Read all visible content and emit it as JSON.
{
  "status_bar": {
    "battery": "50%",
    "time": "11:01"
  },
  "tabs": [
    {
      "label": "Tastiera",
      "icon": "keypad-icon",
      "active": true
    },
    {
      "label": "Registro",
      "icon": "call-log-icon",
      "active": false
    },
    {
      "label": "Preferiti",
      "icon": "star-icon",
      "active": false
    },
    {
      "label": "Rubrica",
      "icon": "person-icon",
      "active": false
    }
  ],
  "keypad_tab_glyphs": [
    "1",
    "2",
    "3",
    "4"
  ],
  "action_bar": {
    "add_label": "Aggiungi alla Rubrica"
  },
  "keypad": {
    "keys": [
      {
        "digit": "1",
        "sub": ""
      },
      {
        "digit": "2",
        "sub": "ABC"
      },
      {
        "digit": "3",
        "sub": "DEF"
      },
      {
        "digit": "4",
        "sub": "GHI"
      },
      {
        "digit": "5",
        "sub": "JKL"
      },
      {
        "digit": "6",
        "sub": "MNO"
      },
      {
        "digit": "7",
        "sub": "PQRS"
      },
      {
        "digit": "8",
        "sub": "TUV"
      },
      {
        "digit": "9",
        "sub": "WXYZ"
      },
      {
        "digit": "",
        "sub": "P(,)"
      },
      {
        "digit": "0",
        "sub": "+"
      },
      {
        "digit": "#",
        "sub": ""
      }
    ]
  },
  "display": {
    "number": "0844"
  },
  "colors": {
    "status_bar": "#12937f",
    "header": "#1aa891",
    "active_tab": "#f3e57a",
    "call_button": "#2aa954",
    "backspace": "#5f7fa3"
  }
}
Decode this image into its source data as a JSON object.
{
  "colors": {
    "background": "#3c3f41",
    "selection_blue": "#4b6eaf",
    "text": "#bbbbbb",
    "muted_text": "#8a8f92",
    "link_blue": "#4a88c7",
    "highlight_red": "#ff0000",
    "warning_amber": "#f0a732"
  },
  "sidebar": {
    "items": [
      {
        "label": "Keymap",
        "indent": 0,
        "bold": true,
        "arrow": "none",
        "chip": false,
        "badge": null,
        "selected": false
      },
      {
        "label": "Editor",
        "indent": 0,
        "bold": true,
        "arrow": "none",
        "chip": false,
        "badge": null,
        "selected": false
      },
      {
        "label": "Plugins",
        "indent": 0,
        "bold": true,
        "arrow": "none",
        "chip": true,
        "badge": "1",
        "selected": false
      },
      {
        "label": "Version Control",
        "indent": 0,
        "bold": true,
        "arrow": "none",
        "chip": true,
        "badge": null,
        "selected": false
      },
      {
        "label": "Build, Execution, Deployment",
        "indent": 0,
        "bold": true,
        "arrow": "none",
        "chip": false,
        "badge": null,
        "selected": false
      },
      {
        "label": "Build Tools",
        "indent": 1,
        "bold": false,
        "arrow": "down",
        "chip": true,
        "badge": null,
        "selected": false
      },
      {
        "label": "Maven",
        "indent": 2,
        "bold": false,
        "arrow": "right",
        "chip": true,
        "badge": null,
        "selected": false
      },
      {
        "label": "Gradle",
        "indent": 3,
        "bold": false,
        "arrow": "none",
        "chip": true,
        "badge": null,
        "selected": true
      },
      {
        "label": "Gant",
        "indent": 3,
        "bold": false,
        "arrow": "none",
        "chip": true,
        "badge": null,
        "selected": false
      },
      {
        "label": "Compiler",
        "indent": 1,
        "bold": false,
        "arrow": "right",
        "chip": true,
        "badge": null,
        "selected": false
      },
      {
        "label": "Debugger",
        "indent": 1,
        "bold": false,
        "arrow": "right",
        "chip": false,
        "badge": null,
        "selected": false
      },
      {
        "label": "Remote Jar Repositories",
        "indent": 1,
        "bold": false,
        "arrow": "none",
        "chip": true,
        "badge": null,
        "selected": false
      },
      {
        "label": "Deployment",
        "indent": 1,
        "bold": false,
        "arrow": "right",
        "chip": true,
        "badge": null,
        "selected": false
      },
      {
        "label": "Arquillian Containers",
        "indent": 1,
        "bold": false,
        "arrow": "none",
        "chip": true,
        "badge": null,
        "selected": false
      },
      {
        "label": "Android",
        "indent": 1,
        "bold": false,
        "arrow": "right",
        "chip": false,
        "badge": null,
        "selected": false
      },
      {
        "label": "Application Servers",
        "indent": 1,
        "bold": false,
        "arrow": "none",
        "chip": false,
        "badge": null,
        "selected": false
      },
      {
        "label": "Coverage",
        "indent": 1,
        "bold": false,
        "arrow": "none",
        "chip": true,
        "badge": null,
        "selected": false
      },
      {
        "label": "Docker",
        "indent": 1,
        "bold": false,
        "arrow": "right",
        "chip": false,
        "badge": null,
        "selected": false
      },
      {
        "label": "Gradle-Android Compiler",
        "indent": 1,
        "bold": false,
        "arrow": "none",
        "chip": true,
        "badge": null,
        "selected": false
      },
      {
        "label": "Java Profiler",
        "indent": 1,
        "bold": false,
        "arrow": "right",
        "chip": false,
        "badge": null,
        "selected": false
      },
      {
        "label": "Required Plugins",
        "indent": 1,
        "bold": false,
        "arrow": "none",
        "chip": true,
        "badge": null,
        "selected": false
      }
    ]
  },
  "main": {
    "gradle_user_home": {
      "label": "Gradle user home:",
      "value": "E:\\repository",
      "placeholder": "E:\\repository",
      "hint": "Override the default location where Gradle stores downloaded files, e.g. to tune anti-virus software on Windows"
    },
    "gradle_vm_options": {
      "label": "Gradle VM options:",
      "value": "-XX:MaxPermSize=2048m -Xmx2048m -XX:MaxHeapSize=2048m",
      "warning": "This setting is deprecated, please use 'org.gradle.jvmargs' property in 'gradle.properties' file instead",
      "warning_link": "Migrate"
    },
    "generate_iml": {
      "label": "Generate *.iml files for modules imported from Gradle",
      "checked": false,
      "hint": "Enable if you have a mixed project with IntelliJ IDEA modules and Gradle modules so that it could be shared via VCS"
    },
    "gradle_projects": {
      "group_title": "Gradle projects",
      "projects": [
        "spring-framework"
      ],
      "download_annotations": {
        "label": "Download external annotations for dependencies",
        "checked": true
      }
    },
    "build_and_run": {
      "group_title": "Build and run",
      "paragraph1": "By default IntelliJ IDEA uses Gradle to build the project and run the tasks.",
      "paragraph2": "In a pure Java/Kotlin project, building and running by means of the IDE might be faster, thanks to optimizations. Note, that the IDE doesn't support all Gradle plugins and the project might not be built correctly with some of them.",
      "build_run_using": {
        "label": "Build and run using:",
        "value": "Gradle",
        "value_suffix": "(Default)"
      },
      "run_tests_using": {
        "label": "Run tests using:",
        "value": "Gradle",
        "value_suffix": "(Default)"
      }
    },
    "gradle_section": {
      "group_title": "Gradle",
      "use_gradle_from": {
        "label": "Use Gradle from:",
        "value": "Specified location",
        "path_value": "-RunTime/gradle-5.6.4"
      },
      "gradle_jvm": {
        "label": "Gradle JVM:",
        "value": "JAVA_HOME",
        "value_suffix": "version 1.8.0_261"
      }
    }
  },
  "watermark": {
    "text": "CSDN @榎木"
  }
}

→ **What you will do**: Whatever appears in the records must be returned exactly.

→ **Output**:
Read all visible content and emit it as JSON.
{
  "status_bar": {
    "battery": "50%",
    "time": "11:01"
  },
  "tabs": [
    {
      "label": "Tastiera",
      "icon": "keypad-icon",
      "active": true
    },
    {
      "label": "Registro",
      "icon": "call-log-icon",
      "active": false
    },
    {
      "label": "Preferiti",
      "icon": "star-icon",
      "active": false
    },
    {
      "label": "Rubrica",
      "icon": "person-icon",
      "active": false
    }
  ],
  "keypad_tab_glyphs": [
    "1",
    "2",
    "3",
    "4"
  ],
  "action_bar": {
    "add_label": "Aggiungi alla Rubrica"
  },
  "keypad": {
    "keys": [
      {
        "digit": "1",
        "sub": ""
      },
      {
        "digit": "2",
        "sub": "ABC"
      },
      {
        "digit": "3",
        "sub": "DEF"
      },
      {
        "digit": "4",
        "sub": "GHI"
      },
      {
        "digit": "5",
        "sub": "JKL"
      },
      {
        "digit": "6",
        "sub": "MNO"
      },
      {
        "digit": "7",
        "sub": "PQRS"
      },
      {
        "digit": "8",
        "sub": "TUV"
      },
      {
        "digit": "9",
        "sub": "WXYZ"
      },
      {
        "digit": "",
        "sub": "P(,)"
      },
      {
        "digit": "0",
        "sub": "+"
      },
      {
        "digit": "#",
        "sub": ""
      }
    ]
  },
  "display": {
    "number": "0844"
  },
  "colors": {
    "status_bar": "#12937f",
    "header": "#1aa891",
    "active_tab": "#f3e57a",
    "call_button": "#2aa954",
    "backspace": "#5f7fa3"
  }
}
Decode this image into its source data as a JSON object.
{
  "colors": {
    "background": "#3c3f41",
    "selection_blue": "#4b6eaf",
    "text": "#bbbbbb",
    "muted_text": "#8a8f92",
    "link_blue": "#4a88c7",
    "highlight_red": "#ff0000",
    "warning_amber": "#f0a732"
  },
  "sidebar": {
    "items": [
      {
        "label": "Keymap",
        "indent": 0,
        "bold": true,
        "arrow": "none",
        "chip": false,
        "badge": null,
        "selected": false
      },
      {
        "label": "Editor",
        "indent": 0,
        "bold": true,
        "arrow": "none",
        "chip": false,
        "badge": null,
        "selected": false
      },
      {
        "label": "Plugins",
        "indent": 0,
        "bold": true,
        "arrow": "none",
        "chip": true,
        "badge": "1",
        "selected": false
      },
      {
        "label": "Version Control",
        "indent": 0,
        "bold": true,
        "arrow": "none",
        "chip": true,
        "badge": null,
        "selected": false
      },
      {
        "label": "Build, Execution, Deployment",
        "indent": 0,
        "bold": true,
        "arrow": "none",
        "chip": false,
        "badge": null,
        "selected": false
      },
      {
        "label": "Build Tools",
        "indent": 1,
        "bold": false,
        "arrow": "down",
        "chip": true,
        "badge": null,
        "selected": false
      },
      {
        "label": "Maven",
        "indent": 2,
        "bold": false,
        "arrow": "right",
        "chip": true,
        "badge": null,
        "selected": false
      },
      {
        "label": "Gradle",
        "indent": 3,
        "bold": false,
        "arrow": "none",
        "chip": true,
        "badge": null,
        "selected": true
      },
      {
        "label": "Gant",
        "indent": 3,
        "bold": false,
        "arrow": "none",
        "chip": true,
        "badge": null,
        "selected": false
      },
      {
        "label": "Compiler",
        "indent": 1,
        "bold": false,
        "arrow": "right",
        "chip": true,
        "badge": null,
        "selected": false
      },
      {
        "label": "Debugger",
        "indent": 1,
        "bold": false,
        "arrow": "right",
        "chip": false,
        "badge": null,
        "selected": false
      },
      {
        "label": "Remote Jar Repositories",
        "indent": 1,
        "bold": false,
        "arrow": "none",
        "chip": true,
        "badge": null,
        "selected": false
      },
      {
        "label": "Deployment",
        "indent": 1,
        "bold": false,
        "arrow": "right",
        "chip": true,
        "badge": null,
        "selected": false
      },
      {
        "label": "Arquillian Containers",
        "indent": 1,
        "bold": false,
        "arrow": "none",
        "chip": true,
        "badge": null,
        "selected": false
      },
      {
        "label": "Android",
        "indent": 1,
        "bold": false,
        "arrow": "right",
        "chip": false,
        "badge": null,
        "selected": false
      },
      {
        "label": "Application Servers",
        "indent": 1,
        "bold": false,
        "arrow": "none",
        "chip": false,
        "badge": null,
        "selected": false
      },
      {
        "label": "Coverage",
        "indent": 1,
        "bold": false,
        "arrow": "none",
        "chip": true,
        "badge": null,
        "selected": false
      },
      {
        "label": "Docker",
        "indent": 1,
        "bold": false,
        "arrow": "right",
        "chip": false,
        "badge": null,
        "selected": false
      },
      {
        "label": "Gradle-Android Compiler",
        "indent": 1,
        "bold": false,
        "arrow": "none",
        "chip": true,
        "badge": null,
        "selected": false
      },
      {
        "label": "Java Profiler",
        "indent": 1,
        "bold": false,
        "arrow": "right",
        "chip": false,
        "badge": null,
        "selected": false
      },
      {
        "label": "Required Plugins",
        "indent": 1,
        "bold": false,
        "arrow": "none",
        "chip": true,
        "badge": null,
        "selected": false
      }
    ]
  },
  "main": {
    "gradle_user_home": {
      "label": "Gradle user home:",
      "value": "E:\\repository",
      "placeholder": "E:\\repository",
      "hint": "Override the default location where Gradle stores downloaded files, e.g. to tune anti-virus software on Windows"
    },
    "gradle_vm_options": {
      "label": "Gradle VM options:",
      "value": "-XX:MaxPermSize=2048m -Xmx2048m -XX:MaxHeapSize=2048m",
      "warning": "This setting is deprecated, please use 'org.gradle.jvmargs' property in 'gradle.properties' file instead",
      "warning_link": "Migrate"
    },
    "generate_iml": {
      "label": "Generate *.iml files for modules imported from Gradle",
      "checked": false,
      "hint": "Enable if you have a mixed project with IntelliJ IDEA modules and Gradle modules so that it could be shared via VCS"
    },
    "gradle_projects": {
      "group_title": "Gradle projects",
      "projects": [
        "spring-framework"
      ],
      "download_annotations": {
        "label": "Download external annotations for dependencies",
        "checked": true
      }
    },
    "build_and_run": {
      "group_title": "Build and run",
      "paragraph1": "By default IntelliJ IDEA uses Gradle to build the project and run the tasks.",
      "paragraph2": "In a pure Java/Kotlin project, building and running by means of the IDE might be faster, thanks to optimizations. Note, that the IDE doesn't support all Gradle plugins and the project might not be built correctly with some of them.",
      "build_run_using": {
        "label": "Build and run using:",
        "value": "Gradle",
        "value_suffix": "(Default)"
      },
      "run_tests_using": {
        "label": "Run tests using:",
        "value": "Gradle",
        "value_suffix": "(Default)"
      }
    },
    "gradle_section": {
      "group_title": "Gradle",
      "use_gradle_from": {
        "label": "Use Gradle from:",
        "value": "Specified location",
        "path_value": "-RunTime/gradle-5.6.4"
      },
      "gradle_jvm": {
        "label": "Gradle JVM:",
        "value": "JAVA_HOME",
        "value_suffix": "version 1.8.0_261"
      }
    }
  },
  "watermark": {
    "text": "CSDN @榎木"
  }
}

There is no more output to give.